“I can do it like a brother, do it like a dude” Despite not being the most eloquent of statements, Jessie J has got the right attitude as far as I’m concerned; especially when we apply this attitude to business and enterprise. Let’s face facts: only a quarter of UK self-employed workers are women, less than 1/3 of UK businesses are female-owned and a miniscule 4% of women are classed as entrepreneurs. Yes, we can hold discrimination accountable to a certain extent but we have to take responsibility for our lack of actions and own-up to the fact that we aren’t hitting the glass ceiling as hard as we perhaps should.
According to Global Entrepreneur Monitor 2009 “more women would start a business if it wasn’t for the fear of failure”. So what is it exactly that makes us more fearful of taking risks than our male counterparts? It isn’t only in the world of business that this inner scaredy-cat rears its’ cautious head- the same thing is often seen in sport.
I’ve lost count of the number of times I’ve teetered at the top of a steep ski slope or on the edge of a freestyle park, too frightened to go and make a fool of myself whilst a bunch of 13-year-old boys on a school trip whizz past me.
Why is it us girls have such an issue about embarrassing ourselves and getting hurt?
Wish you had a bit more of the boys’ brash confidence?
Try a bit of psychology in the form of visualisation or as some people like to call it ‘The Law of Attraction.’ With skiing I realised that I was standing at the top of a steep slope or big jump imagining the worst possible outcome whilst the boy standing next to me was imagining the opposite; how cool it would be when he pulled-off this ‘rad’ trick. Sometimes you can see the more advanced skiers and snowboarders closing their eyes and physically imaging themselves hitting and landing the perfect jump. When you imagine something, you create neural pathways in the brain so that when you are in that situation you naturally do it – it as if you have done it before. Your brain can’t tell the difference between what’s real and what’s imagined.
The more vivid the visualisation, the more real it will seem and thus the more likely you will be to achieve. Imagine the colours, sounds, smells and emotions and, as you see yourself pulling it off perfectly, anchor the feeling by clenching your right fist as hard as you can.
I believe it will work in any area of your life, from sport to academia to relationships to business. Confidence in your abilities is the key and it’s not an easy thing to master but once you have it and are able to take those risks, you are more likely to reap the rewards. But what if you fail? Well ask yourself this- Which is worse: regret of trying and failing or regret of never trying?

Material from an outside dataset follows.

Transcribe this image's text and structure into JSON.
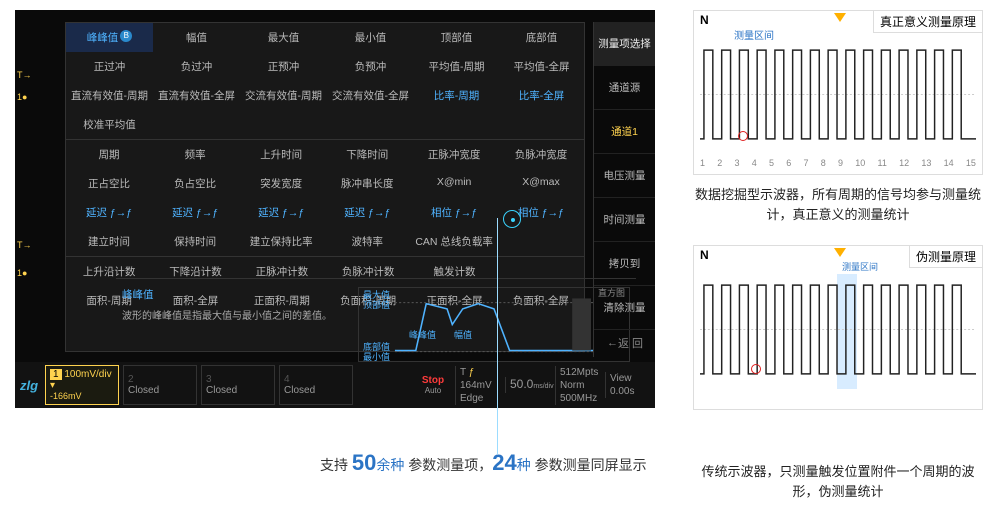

So imagine what it would be like to have your own business…congratulations; you just took your first step!